Published in the Proceedings of the National Academy of Sciences. Abstract:
We study the health, behavioral, and economic effects of one of the most politically controversial policies in recent memory, shelter-in-place orders during the COVID-19 pandemic. Previous studies have claimed that shelter-in-place orders saved thousands of lives, but we reassess these analyses and show that they are not reliable. We find that shelter-in-place orders had no detectable health benefits, only modest effects on behavior, and small but adverse effects on the economy. To be clear, our study should not be interpreted as evidence that social distancing behaviors are not effective.

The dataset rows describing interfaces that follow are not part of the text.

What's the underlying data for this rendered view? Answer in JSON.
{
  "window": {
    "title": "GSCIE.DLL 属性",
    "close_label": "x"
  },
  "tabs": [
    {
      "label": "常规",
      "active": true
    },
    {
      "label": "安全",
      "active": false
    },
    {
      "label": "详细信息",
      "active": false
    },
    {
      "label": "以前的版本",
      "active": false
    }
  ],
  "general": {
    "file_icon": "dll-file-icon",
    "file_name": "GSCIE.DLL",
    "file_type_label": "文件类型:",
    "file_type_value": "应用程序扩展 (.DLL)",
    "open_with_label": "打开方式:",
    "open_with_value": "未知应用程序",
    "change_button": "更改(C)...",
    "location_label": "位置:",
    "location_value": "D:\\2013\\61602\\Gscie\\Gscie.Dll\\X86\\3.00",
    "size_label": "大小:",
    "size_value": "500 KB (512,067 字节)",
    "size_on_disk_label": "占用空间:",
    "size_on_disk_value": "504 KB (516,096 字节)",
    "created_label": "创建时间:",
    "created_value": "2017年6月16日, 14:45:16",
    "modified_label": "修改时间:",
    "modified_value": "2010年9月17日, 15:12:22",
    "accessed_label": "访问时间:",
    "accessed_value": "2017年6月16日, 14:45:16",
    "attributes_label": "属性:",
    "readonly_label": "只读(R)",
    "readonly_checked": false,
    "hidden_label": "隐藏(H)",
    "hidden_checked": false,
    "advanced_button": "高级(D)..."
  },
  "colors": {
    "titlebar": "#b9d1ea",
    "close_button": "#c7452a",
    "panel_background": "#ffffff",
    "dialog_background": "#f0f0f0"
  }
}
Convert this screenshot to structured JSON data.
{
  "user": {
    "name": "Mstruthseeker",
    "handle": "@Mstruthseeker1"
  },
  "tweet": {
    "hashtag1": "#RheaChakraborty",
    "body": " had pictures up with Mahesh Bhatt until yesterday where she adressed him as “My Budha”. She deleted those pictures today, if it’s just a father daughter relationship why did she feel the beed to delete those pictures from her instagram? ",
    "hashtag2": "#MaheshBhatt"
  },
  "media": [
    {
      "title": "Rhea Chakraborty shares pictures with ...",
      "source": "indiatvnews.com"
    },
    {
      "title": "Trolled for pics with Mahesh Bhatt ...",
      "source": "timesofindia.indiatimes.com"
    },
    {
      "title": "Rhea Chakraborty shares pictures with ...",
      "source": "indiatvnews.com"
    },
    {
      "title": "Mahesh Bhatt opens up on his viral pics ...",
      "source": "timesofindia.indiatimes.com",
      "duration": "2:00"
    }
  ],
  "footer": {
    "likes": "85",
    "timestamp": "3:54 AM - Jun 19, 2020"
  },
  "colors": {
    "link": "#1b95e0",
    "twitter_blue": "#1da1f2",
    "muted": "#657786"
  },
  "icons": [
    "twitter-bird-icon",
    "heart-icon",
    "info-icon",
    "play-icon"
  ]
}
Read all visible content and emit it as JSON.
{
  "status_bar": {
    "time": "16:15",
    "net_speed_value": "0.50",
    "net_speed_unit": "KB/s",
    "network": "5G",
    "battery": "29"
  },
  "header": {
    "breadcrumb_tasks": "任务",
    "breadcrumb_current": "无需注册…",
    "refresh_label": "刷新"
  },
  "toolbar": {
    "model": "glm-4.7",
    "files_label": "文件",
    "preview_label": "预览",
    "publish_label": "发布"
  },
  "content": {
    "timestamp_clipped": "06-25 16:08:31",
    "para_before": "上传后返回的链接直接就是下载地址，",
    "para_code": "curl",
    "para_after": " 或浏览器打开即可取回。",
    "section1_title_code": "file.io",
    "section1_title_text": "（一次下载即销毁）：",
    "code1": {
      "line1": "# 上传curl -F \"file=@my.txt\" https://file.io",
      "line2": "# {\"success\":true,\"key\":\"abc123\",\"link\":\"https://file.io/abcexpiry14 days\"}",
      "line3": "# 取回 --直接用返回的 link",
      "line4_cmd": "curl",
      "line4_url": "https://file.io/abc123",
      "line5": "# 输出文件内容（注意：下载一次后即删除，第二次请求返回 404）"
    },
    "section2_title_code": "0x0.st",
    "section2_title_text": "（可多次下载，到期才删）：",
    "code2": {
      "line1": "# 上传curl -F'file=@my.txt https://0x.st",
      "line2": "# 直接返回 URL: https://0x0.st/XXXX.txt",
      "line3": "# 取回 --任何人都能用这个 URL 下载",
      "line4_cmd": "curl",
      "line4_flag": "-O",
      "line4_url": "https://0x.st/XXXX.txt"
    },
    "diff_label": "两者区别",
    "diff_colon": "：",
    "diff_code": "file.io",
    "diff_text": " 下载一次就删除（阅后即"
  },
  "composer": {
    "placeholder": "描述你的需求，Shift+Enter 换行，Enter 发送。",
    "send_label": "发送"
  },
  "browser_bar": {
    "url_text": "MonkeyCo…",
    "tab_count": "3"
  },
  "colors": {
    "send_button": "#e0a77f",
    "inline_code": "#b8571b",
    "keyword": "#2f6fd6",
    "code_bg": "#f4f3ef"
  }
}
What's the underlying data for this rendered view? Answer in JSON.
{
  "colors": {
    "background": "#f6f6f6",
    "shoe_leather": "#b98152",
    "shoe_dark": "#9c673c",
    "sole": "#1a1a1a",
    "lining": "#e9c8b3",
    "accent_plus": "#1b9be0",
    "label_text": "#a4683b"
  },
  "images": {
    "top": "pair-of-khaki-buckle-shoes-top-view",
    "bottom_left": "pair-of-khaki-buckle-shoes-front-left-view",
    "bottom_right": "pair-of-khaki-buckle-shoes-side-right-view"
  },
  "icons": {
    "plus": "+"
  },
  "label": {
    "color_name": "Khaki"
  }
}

Many people had already changed their behaviors before the introduction of shelter-in-place orders, and shelter-in-place orders appear to have been ineffective precisely because they did not meaningfully alter social distancing behavior.